"Boys and girls make friends and build positive relationships with people of both genders, leading to a richer social experience."

Low said that by working together as learners, leaders and team-mates, girls and boys learn to value the contributions of everyone. 

"Coeducational schools build social cohesion by modelling it," he said. "The diversity of perspectives and experiences in coeducational schools leads to empathy and a greater understanding of different ways of viewing the world."

Low said that in addition to building respect for others through experience with a diverse cohort, students also develop the confidence and ability to interact with and work alongside everyone.

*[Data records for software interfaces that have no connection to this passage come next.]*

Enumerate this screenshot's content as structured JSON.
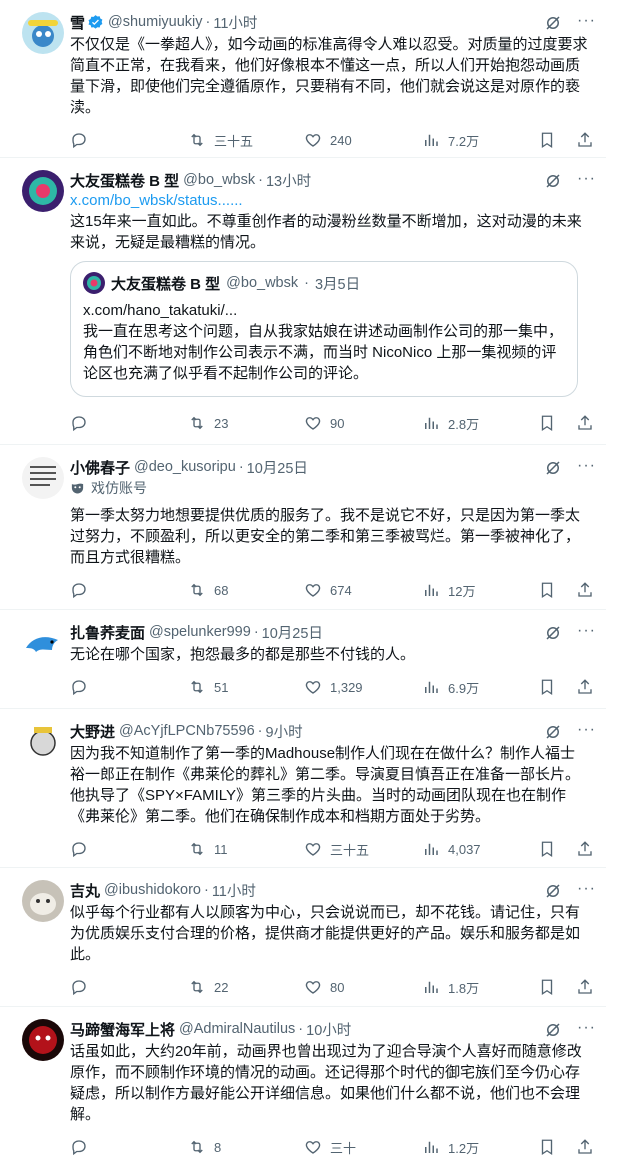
{
  "tweets": [
    {
      "name": "雪",
      "handle": "@shumiyuukiy",
      "time": "11小时",
      "verified": true,
      "text": "不仅仅是《一拳超人》，如今动画的标准高得令人难以忍受。对质量的过度要求简直不正常，在我看来，他们好像根本不懂这一点，所以人们开始抱怨动画质量下滑，即使他们完全遵循原作，只要稍有不同，他们就会说这是对原作的亵渎。",
      "replies": "",
      "retweets": "三十五",
      "likes": "240",
      "views": "7.2万"
    },
    {
      "name": "大友蛋糕卷 B 型",
      "handle": "@bo_wbsk",
      "time": "13小时",
      "link": "x.com/bo_wbsk/status......",
      "text": "这15年来一直如此。不尊重创作者的动漫粉丝数量不断增加，这对动漫的未来来说，无疑是最糟糕的情况。",
      "quote": {
        "name": "大友蛋糕卷 B 型",
        "handle": "@bo_wbsk",
        "time": "3月5日",
        "link": "x.com/hano_takatuki/...",
        "text": "我一直在思考这个问题，自从我家姑娘在讲述动画制作公司的那一集中，角色们不断地对制作公司表示不满，而当时 NicoNico 上那一集视频的评论区也充满了似乎看不起制作公司的评论。"
      },
      "replies": "",
      "retweets": "23",
      "likes": "90",
      "views": "2.8万"
    },
    {
      "name": "小佛春子",
      "handle": "@deo_kusoripu",
      "time": "10月25日",
      "parody": "戏仿账号",
      "text": "第一季太努力地想要提供优质的服务了。我不是说它不好，只是因为第一季太过努力，不顾盈利，所以更安全的第二季和第三季被骂烂。第一季被神化了，而且方式很糟糕。",
      "replies": "",
      "retweets": "68",
      "likes": "674",
      "views": "12万"
    },
    {
      "name": "扎鲁荞麦面",
      "handle": "@spelunker999",
      "time": "10月25日",
      "text": "无论在哪个国家，抱怨最多的都是那些不付钱的人。",
      "replies": "",
      "retweets": "51",
      "likes": "1,329",
      "views": "6.9万"
    },
    {
      "name": "大野进",
      "handle": "@AcYjfLPCNb75596",
      "time": "9小时",
      "text": "因为我不知道制作了第一季的Madhouse制作人们现在在做什么？制作人福士裕一郎正在制作《弗莱伦的葬礼》第二季。导演夏目慎吾正在准备一部长片。他执导了《SPY×FAMILY》第三季的片头曲。当时的动画团队现在也在制作《弗莱伦》第二季。他们在确保制作成本和档期方面处于劣势。",
      "replies": "",
      "retweets": "11",
      "likes": "三十五",
      "views": "4,037"
    },
    {
      "name": "吉丸",
      "handle": "@ibushidokoro",
      "time": "11小时",
      "text": "似乎每个行业都有人以顾客为中心，只会说说而已，却不花钱。请记住，只有为优质娱乐支付合理的价格，提供商才能提供更好的产品。娱乐和服务都是如此。",
      "replies": "",
      "retweets": "22",
      "likes": "80",
      "views": "1.8万"
    },
    {
      "name": "马蹄蟹海军上将",
      "handle": "@AdmiralNautilus",
      "time": "10小时",
      "text": "话虽如此，大约20年前，动画界也曾出现过为了迎合导演个人喜好而随意修改原作，而不顾制作环境的情况的动画。还记得那个时代的御宅族们至今仍心存疑虑，所以制作方最好能公开详细信息。如果他们什么都不说，他们也不会理解。",
      "replies": "",
      "retweets": "8",
      "likes": "三十",
      "views": "1.2万"
    }
  ],
  "colors": {
    "accent": "#1d9bf0",
    "muted": "#536471",
    "border": "#eff3f4"
  },
  "icons": [
    "verified-badge-icon",
    "grok-icon",
    "more-icon",
    "reply-icon",
    "retweet-icon",
    "like-icon",
    "views-icon",
    "bookmark-icon",
    "share-icon",
    "parody-mask-icon"
  ]
}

"More than this, sharing learning alongside both boys and girls helps every student develop problem solving, and critical and creative thinking skills by seeing alternative ways of thinking and doing in practice," he said.

"When guided and harnessed, this can have a significant effect on students’ intellectual development and academic performance."

'Co-ed schools ensure there is a place for every child'

Low said another benefit of coeducational schools for students is that they "naturally trend towards more inclusive curriculum". 

"As schools naturally shape curriculum to serve their community, coeducational schools often create teaching experiences that represent a broader, more inclusive view of the world," he said.

"In History lessons, units focus on a more diverse range of both male and female figures and experiences through time. In Science labs, students learn about the contribution of a diverse range of scientists, recognising the hidden histories of marginalised figures."

In a practical sense, says Low, schools that serve both girls and boys can also make family life easier. 

"Siblings can learn together on the same site, drop-off and pick-up is simpler, and social circles can be more connected. A coeducational school ensures there is a place for every child," he said.

"Coeducational schools create and nurture a realistic model of the world beyond their gates. They help prepare students to be positive participants in a world that is rich, diverse and full of opportunity."